Optimization of range improvements on sage-brush and pinyon-juniper sites.

Author: 
Evans, S.G.
Workman, J.P.
Publisher: 
Rangeland Ecology & Management / Journal of Range Management Archives
Publication Year: 
1994
Description: 
The optimum combination of 3 range improvements was determined for private lands on Utah ranches. While many promising range improvements are available, determination of which alternatives to implement must consider the total ranch operation. Linear programming (LP) makes it possible to simultaneously determine the profit maximizing combinations of range improvements and how these improvements will affect the total ranch operation. The study examined 3 range improvements (revegetation, burning, and chemical brush control) for big sagebrush (Artemisia tridentata Nutt.) and pinyon-juniper (Pinus spp.-juniperus spp.) on upland loam and upland shallow loam range sites. Net present value analysis and an LP model were used to identify the most efficient alternative, the limiting constraints, and the optimum levels and combinations of alternatives. The optimal solution ran 238 brood cows compared to 196 for the typical Utah ranch. Burning big sagebrush or pinyon-juniper infestations on crested wheatgrass (Agropyron desertorum Fisch. ex Link) foothill ranges was the most profitable range improvement. Annual net cash incomes after burning sagebrush or pinyon-juniper on the upland loam site were $37,873 and $37,770, respectively, compared to $31,278 on the typical Utah cow-calf operation. The optimal solution will change as input and product prices change. The model was designed for application to specific ranches rather than to make general recommendations for the typical Utah ranch.

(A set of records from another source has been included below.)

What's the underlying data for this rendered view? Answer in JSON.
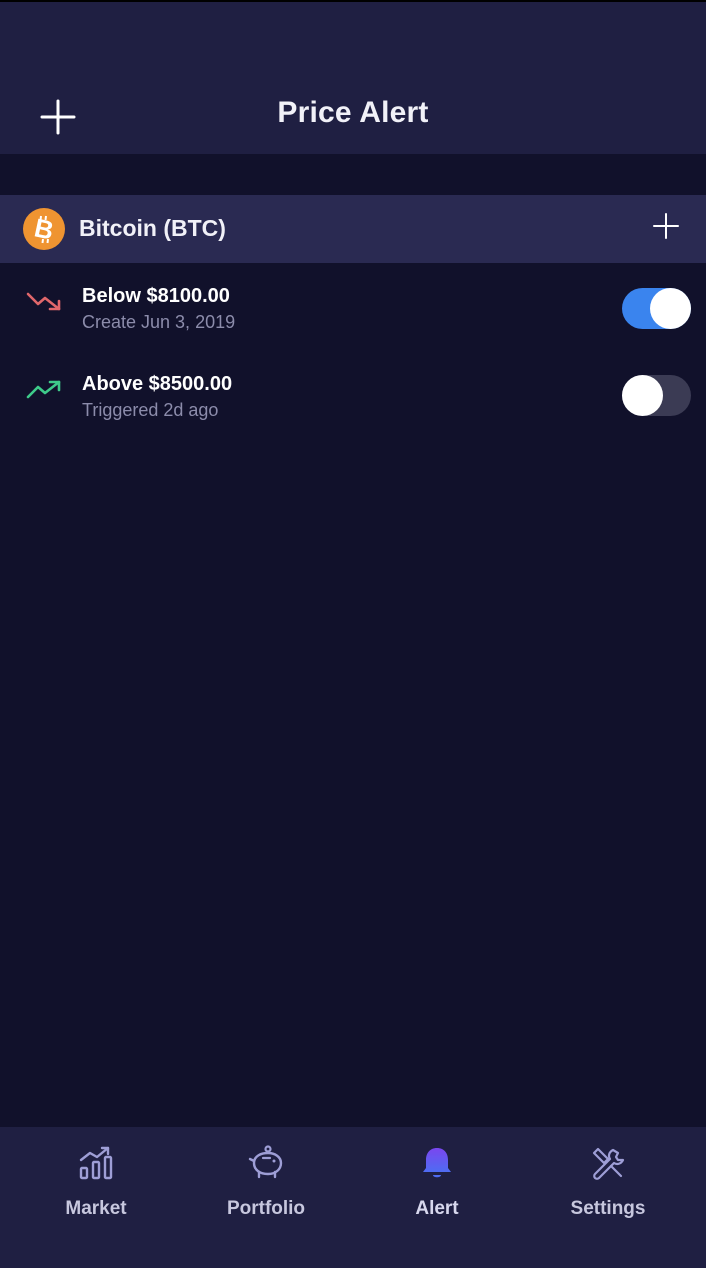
{
  "header": {
    "title": "Price Alert",
    "add_icon": "plus-icon"
  },
  "coin": {
    "name": "Bitcoin (BTC)",
    "logo_icon": "bitcoin-icon",
    "logo_color": "#ef9431",
    "add_icon": "plus-icon"
  },
  "alerts": [
    {
      "title": "Below $8100.00",
      "subtitle": "Create Jun 3, 2019",
      "trend_icon": "trend-down-icon",
      "trend_color": "#e0676b",
      "enabled": true
    },
    {
      "title": "Above $8500.00",
      "subtitle": "Triggered 2d ago",
      "trend_icon": "trend-up-icon",
      "trend_color": "#3ecb8a",
      "enabled": false
    }
  ],
  "nav": {
    "items": [
      {
        "label": "Market",
        "icon": "chart-bars-icon",
        "active": false
      },
      {
        "label": "Portfolio",
        "icon": "piggy-bank-icon",
        "active": false
      },
      {
        "label": "Alert",
        "icon": "bell-icon",
        "active": true
      },
      {
        "label": "Settings",
        "icon": "tools-icon",
        "active": false
      }
    ]
  },
  "colors": {
    "background": "#11112b",
    "header": "#1f1f42",
    "section": "#2a2a52",
    "toggle_on": "#3a84ee",
    "toggle_off": "#3b3b54",
    "muted_text": "#8c8cab",
    "active_icon": "#6b4df0"
  }
}
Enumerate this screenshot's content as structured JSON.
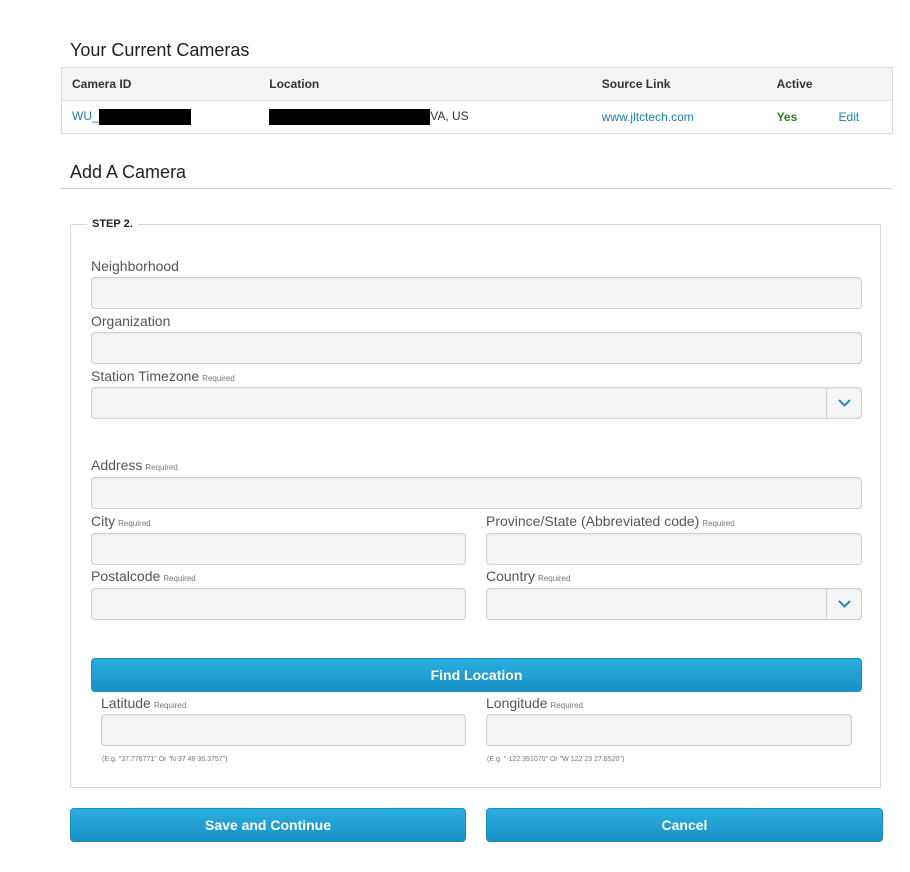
{
  "current": {
    "title": "Your Current Cameras",
    "headers": {
      "camera_id": "Camera ID",
      "location": "Location",
      "source_link": "Source Link",
      "active": "Active"
    },
    "row": {
      "camera_id_prefix": "WU_",
      "location_suffix": "VA, US",
      "source_link": "www.jltctech.com",
      "active": "Yes",
      "edit": "Edit"
    }
  },
  "add": {
    "title": "Add A Camera",
    "step": "STEP 2.",
    "required_tag": "Required",
    "fields": {
      "neighborhood": "Neighborhood",
      "organization": "Organization",
      "timezone": "Station Timezone",
      "address": "Address",
      "city": "City",
      "state": "Province/State (Abbreviated code)",
      "postalcode": "Postalcode",
      "country": "Country",
      "latitude": "Latitude",
      "longitude": "Longitude"
    },
    "hints": {
      "latitude": "(E.g. \"37.776771\" Or \"N 37 46 36.3757\")",
      "longitude": "(E.g. \"-122.391070\" Or \"W 122 23 27.8520\")"
    },
    "find_button": "Find Location",
    "save_button": "Save and Continue",
    "cancel_button": "Cancel"
  },
  "colors": {
    "accent": "#1990c6",
    "link": "#1d7fb5",
    "active_green": "#2e7d1e"
  },
  "icons": {
    "select_arrow": "chevron-down-icon"
  }
}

Document Type: 
Journal Issue/Article
Society for Range Management

Rangeland Ecology & Management (formerly the Journal of Range Management) serves as a forum for the presentation and discussion of facts, ideas, and philosophies pertaining to the study, management, ecology, and use of rangelands and their resources. The journal is peer-reviewed and provides international exchange of scholarly research and information among persons interested in rangelands. The Global Rangelands collection includes REM content up to 5 years from the current year. More recent content is available by subscription from BioOne and the Society for Range Management, and may be available at your local university library.
(Become a SRM member)